I was wondering if anyone could explain to me why the the vector sizes are what they are on this slide – I think there is a simple thing I am missing

For example why is our W vector 4x3 ? Is it because there is 3 features with 4 hidden layers? But then why is X simply 3x1 ? In my mind wouldnt you want them both to be 4x3?

And then b is 4x1… Why isn’t it 4x3? I know this is probably something obvious I should understand by now but its just a little unclear to me. Thank you!

For starters, w was a vector for logistic regression, but with a neural network, the weights are a matrix. The particular network layer that Prof Ng is showing us there is the first “hidden” layer, which has inputs that are 3 x 1 vectors and it outputs 4 neurons. That is why the shape of W needs to be 4 x 3, because the mathematical formula that we are implementing for the first step of the layer is this linear expression:
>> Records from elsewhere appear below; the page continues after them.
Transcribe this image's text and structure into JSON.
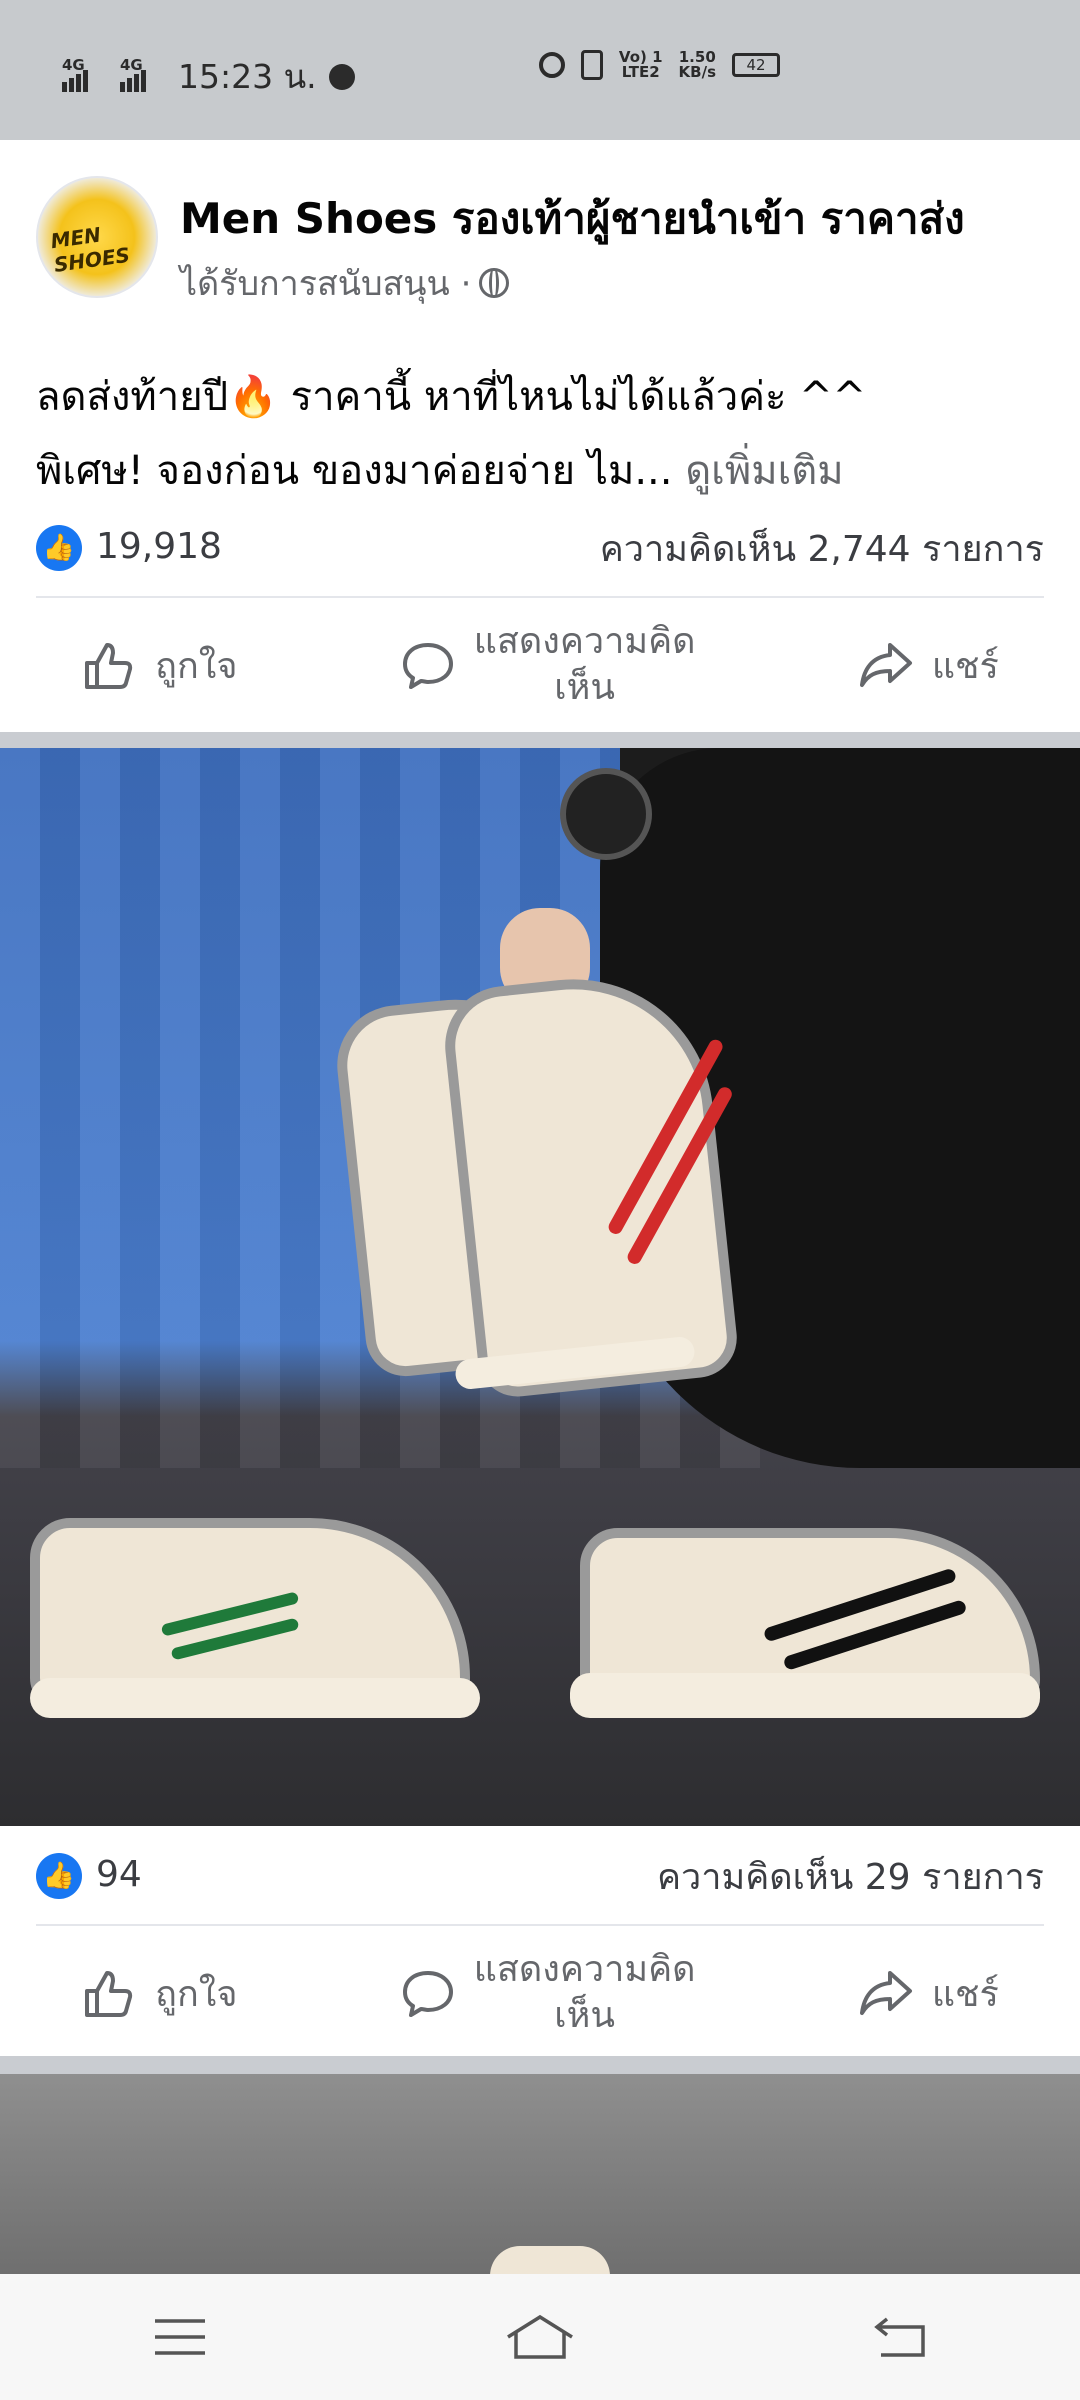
{
  "status_bar": {
    "net1": "4G",
    "net2": "4G",
    "time": "15:23 น.",
    "volte": "Vo) 1",
    "lte": "LTE2",
    "speed_value": "1.50",
    "speed_unit": "KB/s",
    "battery": "42"
  },
  "post": {
    "avatar_text": "MEN SHOES",
    "page_name": "Men Shoes รองเท้าผู้ชายนำเข้า ราคาส่ง",
    "sponsored": "ได้รับการสนับสนุน ·",
    "text_line1": "ลดส่งท้ายปี🔥 ราคานี้ หาที่ไหนไม่ได้แล้วค่ะ ^^",
    "text_line2": "พิเศษ! จองก่อน ของมาค่อยจ่าย ไม...",
    "see_more": "ดูเพิ่มเติม",
    "reactions": "19,918",
    "comments": "ความคิดเห็น 2,744 รายการ",
    "like": "ถูกใจ",
    "comment_l1": "แสดงความคิด",
    "comment_l2": "เห็น",
    "share": "แชร์"
  },
  "photo_stats": {
    "reactions": "94",
    "comments": "ความคิดเห็น 29 รายการ",
    "like": "ถูกใจ",
    "comment_l1": "แสดงความคิด",
    "comment_l2": "เห็น",
    "share": "แชร์"
  },
  "icons": [
    "messenger-icon",
    "alarm-icon",
    "vibrate-icon",
    "globe-icon",
    "like-icon",
    "comment-icon",
    "share-icon",
    "menu-icon",
    "home-icon",
    "back-icon"
  ]
}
z = W \cdot x + b

If you work out the dimensions on that dot product, we have W is 4 x 3 and x is 3 x 1, so the result will be 4 x 1. Of course note that what we are showing there is the processing for a single input vector x. For efficiency, we will soon see that we can “batch” multiple x values together as the columns of a matrix X which will be 3 x m, where m is the number of input samples we have. Then we can do this operation and the matrix multiply takes care of all the x values in one operation:

Z = W \cdot X + b

Note the convention that Prof Ng uses is that if the object is a vector, the variable name is usually lower case. If it is capitalized, as in X, then it’s a matrix with multiple samples.

b is the “bias term”. The output z is 4 x 1 and b is added to that with a different value for each output neuron, which is why b is 4 x 1.

Note that in the case where we handle multiple samples at once, we have:

Z = W \cdot X + b

Now the dimensions on the dot product are 4 x 3 dot 3 x m, so the result will be 4 x m. Now we add b, which is 4 x 1, to that and it adds the same value across each row to get the final Z. So you could view this from a pure math perspective as duplicating b (a column vector) to form a 4 x m matrix before doing the addition. Since this is a very common operation, numpy has given us the concept of “broadcasting”, which means expanding one operand to match the required shape for an “elementwise” operation. Here’s a thread which talks about broadcasting and shows some examples.

1 Like

Here’s another thread from a while ago that goes through how we get from w being n_x x 1 in the Logistic Regression case to the way the W weight matrices work here and why we no longer need the transpose for real Neural Networks.

1 Like